» **Work instructions**: Scan the entries below and give the number of lines containing "date", with no accompanying words.

[Component data from apps and pages]
# # #
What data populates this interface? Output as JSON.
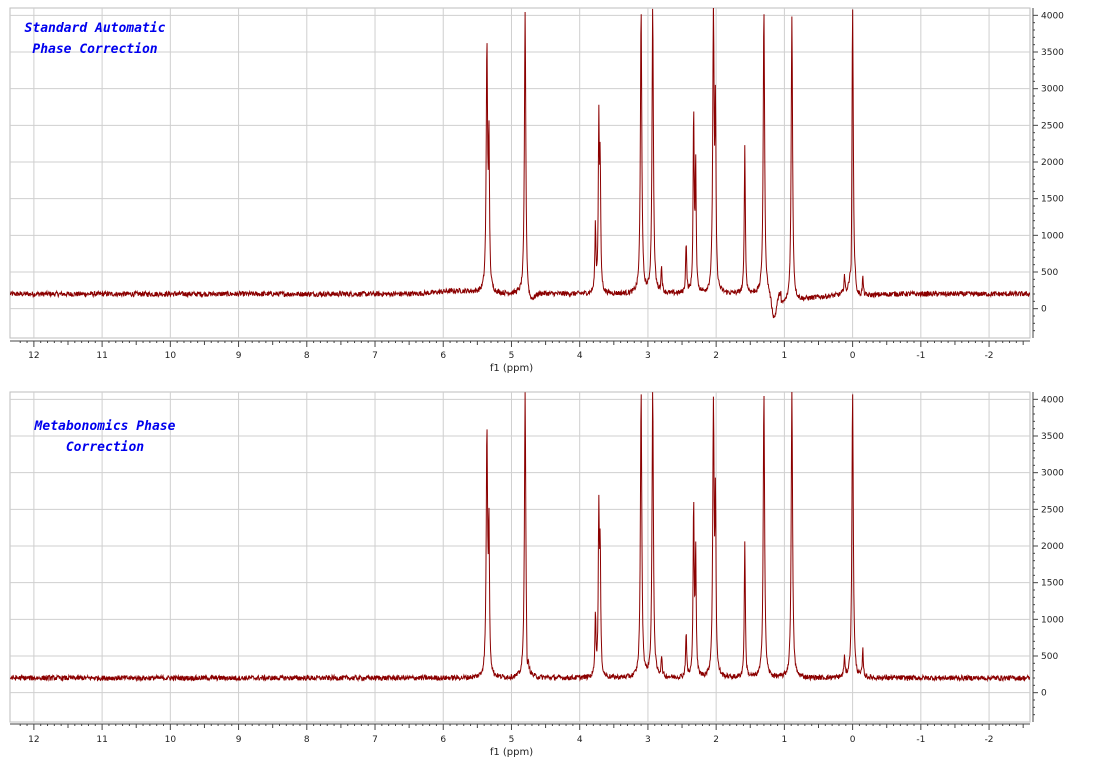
{
  "chart_data": [
    {
      "type": "line",
      "title": "Standard Automatic Phase Correction",
      "xlabel": "f1 (ppm)",
      "ylabel": "",
      "x_reversed": true,
      "xlim": [
        12.35,
        -2.6
      ],
      "ylim": [
        -400,
        4100
      ],
      "x_ticks": [
        12,
        11,
        10,
        9,
        8,
        7,
        6,
        5,
        4,
        3,
        2,
        1,
        0,
        -1,
        -2
      ],
      "y_ticks": [
        0,
        500,
        1000,
        1500,
        2000,
        2500,
        3000,
        3500,
        4000
      ],
      "y_axis_position": "right",
      "grid": true,
      "line_color": "#8b0000",
      "baseline": 200,
      "baseline_artifacts": "dispersive distortions near 4.8, 1.2 and 0 ppm",
      "peaks": [
        {
          "x": 5.36,
          "y": 3520
        },
        {
          "x": 5.33,
          "y": 2100
        },
        {
          "x": 4.8,
          "y": 4100
        },
        {
          "x": 3.77,
          "y": 1100
        },
        {
          "x": 3.72,
          "y": 2450
        },
        {
          "x": 3.7,
          "y": 1850
        },
        {
          "x": 3.1,
          "y": 4100
        },
        {
          "x": 2.93,
          "y": 4100
        },
        {
          "x": 2.8,
          "y": 550
        },
        {
          "x": 2.44,
          "y": 900
        },
        {
          "x": 2.33,
          "y": 2650
        },
        {
          "x": 2.3,
          "y": 1900
        },
        {
          "x": 2.04,
          "y": 4000
        },
        {
          "x": 2.01,
          "y": 2500
        },
        {
          "x": 1.58,
          "y": 2250
        },
        {
          "x": 1.3,
          "y": 4100
        },
        {
          "x": 0.89,
          "y": 4100
        },
        {
          "x": 0.12,
          "y": 450
        },
        {
          "x": 0.0,
          "y": 4100
        },
        {
          "x": -0.15,
          "y": 450
        }
      ]
    },
    {
      "type": "line",
      "title": "Metabonomics Phase Correction",
      "xlabel": "f1 (ppm)",
      "ylabel": "",
      "x_reversed": true,
      "xlim": [
        12.35,
        -2.6
      ],
      "ylim": [
        -400,
        4100
      ],
      "x_ticks": [
        12,
        11,
        10,
        9,
        8,
        7,
        6,
        5,
        4,
        3,
        2,
        1,
        0,
        -1,
        -2
      ],
      "y_ticks": [
        0,
        500,
        1000,
        1500,
        2000,
        2500,
        3000,
        3500,
        4000
      ],
      "y_axis_position": "right",
      "grid": true,
      "line_color": "#8b0000",
      "baseline": 200,
      "baseline_artifacts": "flat baseline",
      "peaks": [
        {
          "x": 5.36,
          "y": 3520
        },
        {
          "x": 5.33,
          "y": 2100
        },
        {
          "x": 4.8,
          "y": 4100
        },
        {
          "x": 3.77,
          "y": 1050
        },
        {
          "x": 3.72,
          "y": 2420
        },
        {
          "x": 3.7,
          "y": 1850
        },
        {
          "x": 3.1,
          "y": 4100
        },
        {
          "x": 2.93,
          "y": 4100
        },
        {
          "x": 2.8,
          "y": 480
        },
        {
          "x": 2.44,
          "y": 820
        },
        {
          "x": 2.33,
          "y": 2600
        },
        {
          "x": 2.3,
          "y": 1850
        },
        {
          "x": 2.04,
          "y": 3850
        },
        {
          "x": 2.01,
          "y": 2450
        },
        {
          "x": 1.58,
          "y": 2080
        },
        {
          "x": 1.3,
          "y": 4100
        },
        {
          "x": 0.89,
          "y": 4100
        },
        {
          "x": 0.12,
          "y": 470
        },
        {
          "x": 0.0,
          "y": 4100
        },
        {
          "x": -0.15,
          "y": 560
        }
      ]
    }
  ],
  "panels": {
    "top": {
      "title_line1": "Standard Automatic",
      "title_line2": "Phase Correction"
    },
    "bottom": {
      "title_line1": "Metabonomics Phase",
      "title_line2": "Correction"
    }
  }
}
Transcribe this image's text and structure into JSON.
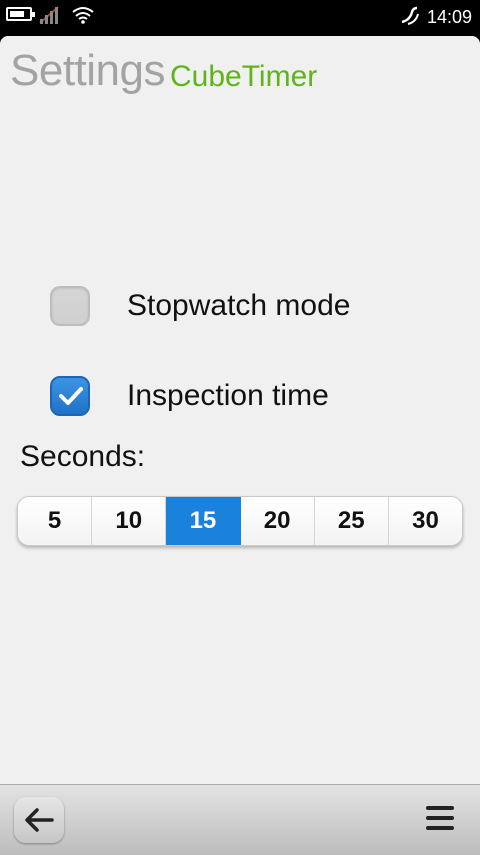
{
  "status_bar": {
    "time": "14:09",
    "icons": [
      "battery-icon",
      "signal-icon",
      "wifi-icon",
      "nfc-icon"
    ]
  },
  "header": {
    "title": "Settings",
    "subtitle": "CubeTimer"
  },
  "options": {
    "stopwatch": {
      "label": "Stopwatch mode",
      "checked": false
    },
    "inspection": {
      "label": "Inspection time",
      "checked": true
    }
  },
  "seconds": {
    "label": "Seconds:",
    "choices": [
      "5",
      "10",
      "15",
      "20",
      "25",
      "30"
    ],
    "selected": "15"
  },
  "toolbar": {
    "icons": [
      "back-arrow-icon",
      "menu-icon"
    ]
  },
  "colors": {
    "accent": "#1a82dc",
    "subtitle": "#5fb41a",
    "title": "#a3a3a3",
    "background": "#eff0ef"
  }
}
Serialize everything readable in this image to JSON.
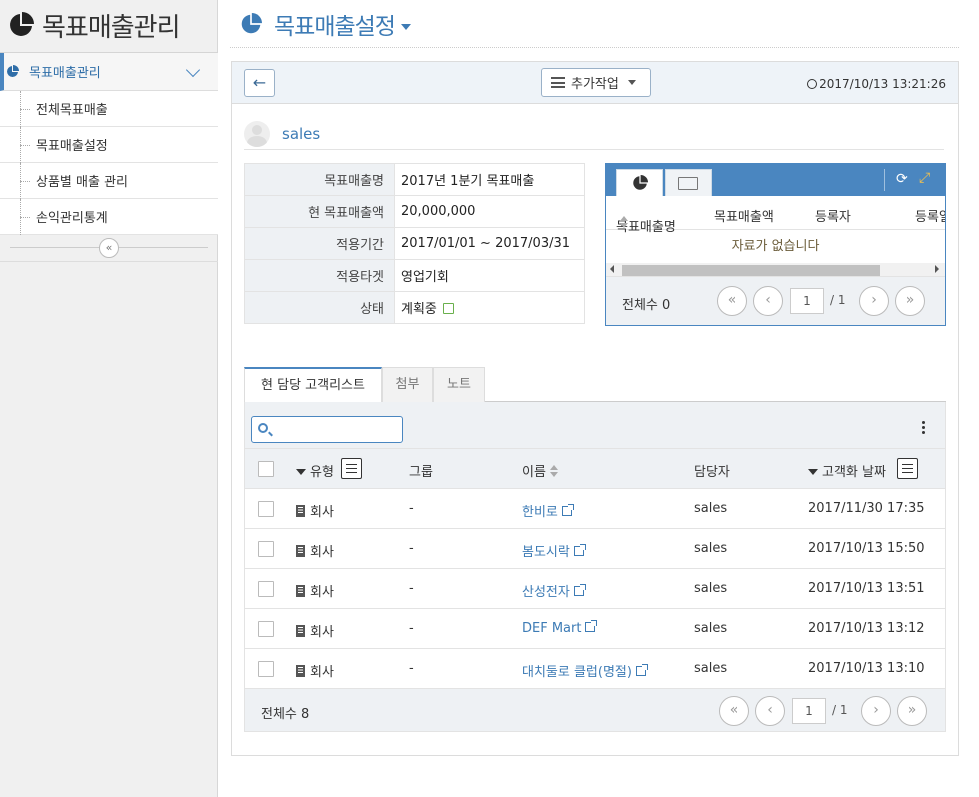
{
  "app": {
    "title": "목표매출관리"
  },
  "sidebar": {
    "main_item": "목표매출관리",
    "items": [
      {
        "label": "전체목표매출"
      },
      {
        "label": "목표매출설정"
      },
      {
        "label": "상품별 매출 관리"
      },
      {
        "label": "손익관리통계"
      }
    ],
    "collapse_symbol": "«"
  },
  "page": {
    "title": "목표매출설정"
  },
  "toolbar": {
    "back_symbol": "←",
    "extra_label": "추가작업",
    "timestamp": "2017/10/13 13:21:26"
  },
  "owner": {
    "name": "sales"
  },
  "info": [
    {
      "label": "목표매출명",
      "value": "2017년 1분기 목표매출"
    },
    {
      "label": "현 목표매출액",
      "value": "20,000,000"
    },
    {
      "label": "적용기간",
      "value": "2017/01/01 ~ 2017/03/31"
    },
    {
      "label": "적용타겟",
      "value": "영업기회"
    },
    {
      "label": "상태",
      "value": "계획중"
    }
  ],
  "history_grid": {
    "columns": [
      "목표매출명",
      "목표매출액",
      "등록자",
      "등록일"
    ],
    "empty_text": "자료가 없습니다",
    "total_label": "전체수 0",
    "page": "1",
    "page_total": "/ 1"
  },
  "tabs": [
    {
      "label": "현 담당 고객리스트",
      "active": true
    },
    {
      "label": "첨부",
      "active": false
    },
    {
      "label": "노트",
      "active": false
    }
  ],
  "customer_list": {
    "search_placeholder": "",
    "columns": {
      "type": "유형",
      "group": "그룹",
      "name": "이름",
      "owner": "담당자",
      "date": "고객화 날짜"
    },
    "rows": [
      {
        "type": "회사",
        "group": "-",
        "name": "한비로",
        "owner": "sales",
        "date": "2017/11/30 17:35"
      },
      {
        "type": "회사",
        "group": "-",
        "name": "봄도시락",
        "owner": "sales",
        "date": "2017/10/13 15:50"
      },
      {
        "type": "회사",
        "group": "-",
        "name": "산성전자",
        "owner": "sales",
        "date": "2017/10/13 13:51"
      },
      {
        "type": "회사",
        "group": "-",
        "name": "DEF Mart",
        "owner": "sales",
        "date": "2017/10/13 13:12"
      },
      {
        "type": "회사",
        "group": "-",
        "name": "대치둘로 클럽(명절)",
        "owner": "sales",
        "date": "2017/10/13 13:10"
      }
    ],
    "total_label": "전체수 8",
    "page": "1",
    "page_total": "/ 1"
  },
  "pager_symbols": {
    "first": "«",
    "prev": "‹",
    "next": "›",
    "last": "»"
  },
  "colors": {
    "accent": "#4a86c0",
    "title_blue": "#3d7bb5",
    "sidebar_bg": "#f0f0f0",
    "edit_green": "#6ab04c",
    "expand_yellow": "#f2c14e"
  }
}
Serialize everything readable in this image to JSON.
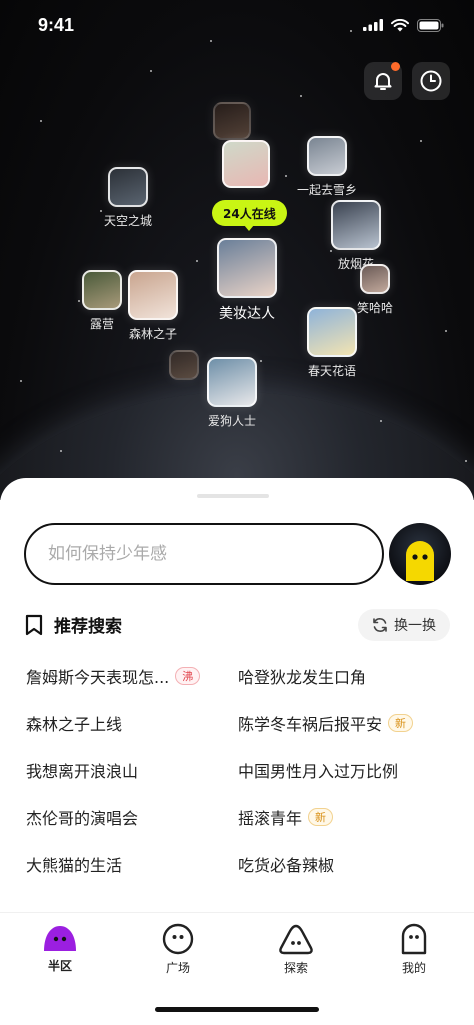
{
  "status_bar": {
    "time": "9:41"
  },
  "galaxy": {
    "online_badge": "24人在线",
    "nodes": [
      {
        "label": "",
        "colors": [
          "#3b2a22",
          "#8a6a55"
        ]
      },
      {
        "label": "",
        "colors": [
          "#cfd9c9",
          "#e8b7b3"
        ]
      },
      {
        "label": "一起去雪乡",
        "colors": [
          "#7a8592",
          "#c8ccd3"
        ]
      },
      {
        "label": "天空之城",
        "colors": [
          "#2c3138",
          "#5a6470"
        ]
      },
      {
        "label": "放烟花",
        "colors": [
          "#3a4250",
          "#b9c3d0"
        ]
      },
      {
        "label": "美妆达人",
        "colors": [
          "#6a7f99",
          "#e9d3c7"
        ]
      },
      {
        "label": "笑哈哈",
        "colors": [
          "#6b5b57",
          "#c2a99c"
        ]
      },
      {
        "label": "露营",
        "colors": [
          "#4a5a3a",
          "#a89a7a"
        ]
      },
      {
        "label": "森林之子",
        "colors": [
          "#c9a58f",
          "#f1e3da"
        ]
      },
      {
        "label": "春天花语",
        "colors": [
          "#8fb3d9",
          "#f3e4b2"
        ]
      },
      {
        "label": "",
        "colors": [
          "#4a3a30",
          "#8e7058"
        ]
      },
      {
        "label": "爱狗人士",
        "colors": [
          "#6e8fa8",
          "#e8e8ea"
        ]
      }
    ]
  },
  "search": {
    "placeholder": "如何保持少年感"
  },
  "recommend": {
    "title": "推荐搜索",
    "refresh_label": "换一换",
    "items": [
      {
        "text": "詹姆斯今天表现怎...",
        "tag": "沸",
        "tag_type": "hot"
      },
      {
        "text": "哈登狄龙发生口角",
        "tag": "",
        "tag_type": ""
      },
      {
        "text": "森林之子上线",
        "tag": "",
        "tag_type": ""
      },
      {
        "text": "陈学冬车祸后报平安",
        "tag": "新",
        "tag_type": "new"
      },
      {
        "text": "我想离开浪浪山",
        "tag": "",
        "tag_type": ""
      },
      {
        "text": "中国男性月入过万比例",
        "tag": "",
        "tag_type": ""
      },
      {
        "text": "杰伦哥的演唱会",
        "tag": "",
        "tag_type": ""
      },
      {
        "text": "摇滚青年",
        "tag": "新",
        "tag_type": "new"
      },
      {
        "text": "大熊猫的生活",
        "tag": "",
        "tag_type": ""
      },
      {
        "text": "吃货必备辣椒",
        "tag": "",
        "tag_type": ""
      }
    ]
  },
  "tabs": [
    {
      "label": "半区",
      "icon": "ghost-filled-icon",
      "active": true
    },
    {
      "label": "广场",
      "icon": "face-circle-icon",
      "active": false
    },
    {
      "label": "探索",
      "icon": "triangle-ghost-icon",
      "active": false
    },
    {
      "label": "我的",
      "icon": "capsule-ghost-icon",
      "active": false
    }
  ],
  "colors": {
    "accent_lime": "#c9f514",
    "tab_active": "#9b1fe0",
    "hot_tag": "#e2474f",
    "new_tag": "#d9921a"
  }
}
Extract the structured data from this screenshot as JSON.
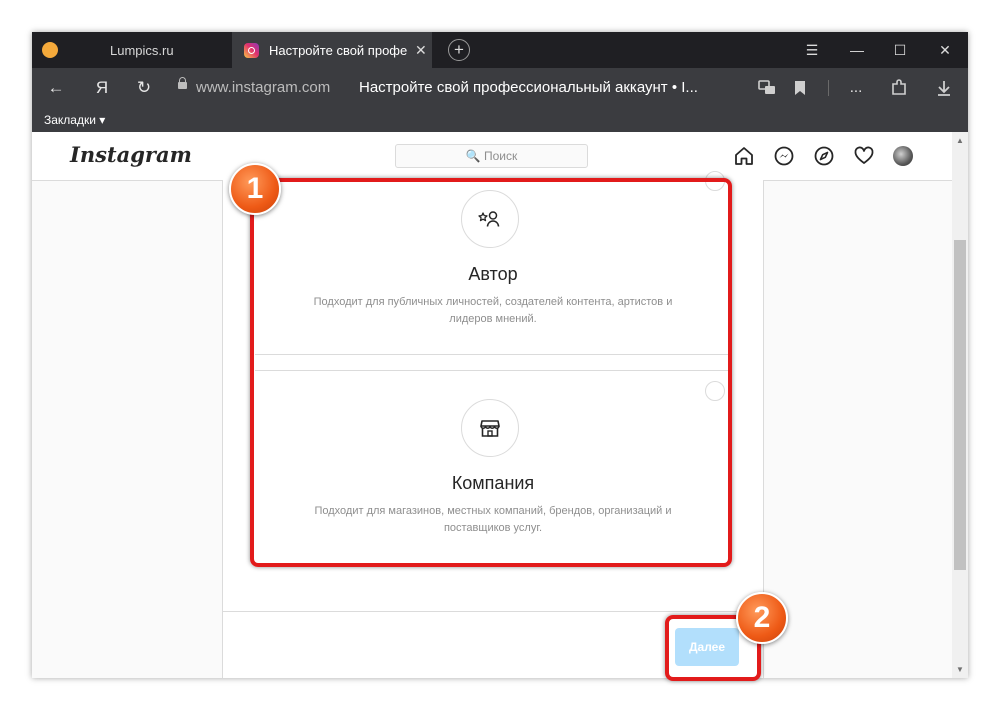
{
  "browser": {
    "tabs": [
      {
        "label": "Lumpics.ru",
        "favicon": "orange-circle-icon"
      },
      {
        "label": "Настройте свой профе",
        "favicon": "instagram-icon",
        "close": "✕"
      }
    ],
    "new_tab": "+",
    "window_controls": {
      "menu": "☰",
      "minimize": "—",
      "maximize": "☐",
      "close": "✕"
    },
    "nav": {
      "back": "←",
      "yandex": "Я",
      "reload": "↻"
    },
    "url_domain": "www.instagram.com",
    "page_title": "Настройте свой профессиональный аккаунт • I...",
    "bookmarks_label": "Закладки ▾",
    "extras": {
      "more": "..."
    }
  },
  "instagram": {
    "logo": "Instagram",
    "search_placeholder": "🔍 Поиск",
    "options": [
      {
        "title": "Автор",
        "description": "Подходит для публичных личностей, создателей контента, артистов и лидеров мнений.",
        "icon": "star-person-icon",
        "selected": false
      },
      {
        "title": "Компания",
        "description": "Подходит для магазинов, местных компаний, брендов, организаций и поставщиков услуг.",
        "icon": "storefront-icon",
        "selected": false
      }
    ],
    "next_button": "Далее"
  },
  "annotations": {
    "badge1": "1",
    "badge2": "2",
    "highlight_color": "#e21b1b",
    "badge_color": "#ee5a16"
  }
}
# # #
» **Written response**: 6